The rate of deployment of point of sale terminals that accept debit cards will far outstrip new automated teller machine installations over the next four years, a Cleveland-based analyst projects.
The prediction, by Freedonia Group Inc., supports assertions by electronic banking executives that debit point of sale - in which a consumer makes retail purchases using an ATM card - will soon be a lucrative source of revenue for financial institutions.
"You've heard a lot of talk over the years about the cashless society, and now we're seeing the cornerstone of that vision - namely the POS terminal - being installed on a widespread basis," said Stephen Cole, president of Chicago's dominant electronic banking network, Cash Station.
Fast Growth Expected
According to Freedonia Group, retail merchants in the United States have currently installed about 320,000 POS terminals that accept debit cards, including about 25.000 terminals that can authorize both debit and credit transactions.
By 1997, the number of debit POS terminals is expected to grow by more than 30% to 1.1 million.

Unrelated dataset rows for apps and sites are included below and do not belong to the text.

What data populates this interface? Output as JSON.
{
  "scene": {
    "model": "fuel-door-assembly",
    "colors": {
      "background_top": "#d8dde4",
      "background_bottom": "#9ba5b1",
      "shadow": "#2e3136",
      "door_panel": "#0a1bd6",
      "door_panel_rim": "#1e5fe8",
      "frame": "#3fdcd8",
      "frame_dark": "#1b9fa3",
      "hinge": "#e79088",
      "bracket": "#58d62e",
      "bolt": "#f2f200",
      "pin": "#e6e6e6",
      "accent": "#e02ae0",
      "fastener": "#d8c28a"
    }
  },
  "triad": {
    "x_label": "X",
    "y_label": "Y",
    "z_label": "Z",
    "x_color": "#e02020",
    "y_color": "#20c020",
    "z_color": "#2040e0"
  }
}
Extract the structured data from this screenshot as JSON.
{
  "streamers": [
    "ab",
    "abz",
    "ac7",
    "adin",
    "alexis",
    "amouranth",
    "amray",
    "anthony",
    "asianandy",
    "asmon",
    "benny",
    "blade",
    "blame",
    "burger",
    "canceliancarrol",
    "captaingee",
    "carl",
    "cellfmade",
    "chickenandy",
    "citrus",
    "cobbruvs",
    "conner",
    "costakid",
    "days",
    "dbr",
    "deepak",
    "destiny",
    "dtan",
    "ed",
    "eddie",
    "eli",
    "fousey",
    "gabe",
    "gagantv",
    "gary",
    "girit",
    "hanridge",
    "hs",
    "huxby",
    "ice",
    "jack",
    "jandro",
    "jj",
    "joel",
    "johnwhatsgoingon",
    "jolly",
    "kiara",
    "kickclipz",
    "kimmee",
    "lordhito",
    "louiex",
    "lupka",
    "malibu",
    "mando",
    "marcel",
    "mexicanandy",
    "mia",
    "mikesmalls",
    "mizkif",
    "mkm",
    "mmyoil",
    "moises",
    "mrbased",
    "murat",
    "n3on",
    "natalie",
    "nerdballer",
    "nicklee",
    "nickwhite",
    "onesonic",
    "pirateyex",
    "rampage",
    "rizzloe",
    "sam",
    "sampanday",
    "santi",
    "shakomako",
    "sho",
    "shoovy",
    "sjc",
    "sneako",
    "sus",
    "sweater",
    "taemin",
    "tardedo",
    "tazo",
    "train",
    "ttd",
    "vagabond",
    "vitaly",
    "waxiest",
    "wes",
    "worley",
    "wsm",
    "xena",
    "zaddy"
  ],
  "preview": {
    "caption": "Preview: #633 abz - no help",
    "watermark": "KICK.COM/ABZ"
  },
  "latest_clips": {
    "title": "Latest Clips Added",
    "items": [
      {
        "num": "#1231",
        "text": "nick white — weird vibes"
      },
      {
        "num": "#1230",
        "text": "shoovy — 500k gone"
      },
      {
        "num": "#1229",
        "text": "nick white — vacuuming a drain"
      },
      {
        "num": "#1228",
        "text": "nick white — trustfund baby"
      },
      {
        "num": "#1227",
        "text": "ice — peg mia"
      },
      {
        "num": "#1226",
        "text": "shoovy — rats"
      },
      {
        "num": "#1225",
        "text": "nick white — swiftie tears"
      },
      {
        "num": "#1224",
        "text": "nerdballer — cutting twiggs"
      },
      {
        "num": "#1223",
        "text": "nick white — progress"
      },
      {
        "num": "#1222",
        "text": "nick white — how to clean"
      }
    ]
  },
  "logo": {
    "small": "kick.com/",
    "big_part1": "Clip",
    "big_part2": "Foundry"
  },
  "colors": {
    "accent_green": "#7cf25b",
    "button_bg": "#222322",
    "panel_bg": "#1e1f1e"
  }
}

The terminals have thus far been installed mainly at supermarkets, gas stations, and convenience stores. But as consumers begin to use their cards at these locations, observers feel that POS debit will soon make inroads into other types of retail businesses, including department stores.
Yet despite the fact that debit POS is accepted as the most promising electronic banking product of the |90s, ATMs still clearly have their place.
Room for Expansion
According to Freedonia Group, the number of ATMs will grow over 20% in the next four years from the current 87,000 terminals to over 110,000 in 1997. This prediction is surprising, given that many experts feel the U.S. market is already almost saturated with ATMs.
However, Freedonia Group said that banks are increasingly looking to install ATMs away from their branch offices. This is supported by American Bankers Association figures. According to a 1992 ABA automation survey, about 14% of banks that do not currently operate off-premises ATMs plan to begin doing so by the end of 1994.
In addition to new ATM installations, Freedonia sees a healthy market for replacement machines over the next few years. In the past two years alone, two of the nation's largest financial institutions, Bank-America Corp. and Chemical Banking Corp., have announced plans to replace almost 2,500 older ATMs with new models.
Brisk Sales Expected
"We think the combination of replacement machines and additions to new locations will keep ATM sales at a consistently high level over the next few years," said Edward Hester, an analyst with Freedonia Group.
Mr. Hester emphasized, however, that the rise of point of sale will force banks to be creative about where they place the ATMs in the future. He said that debit POS will probably begin to reduce consumers' need for cash at shopping malls and other retail-oriented locations.
Thus, banks should begin installing their ATMs in places where it will not have to compete with POS terminals for transactions. Such locations include workplaces and college campuses.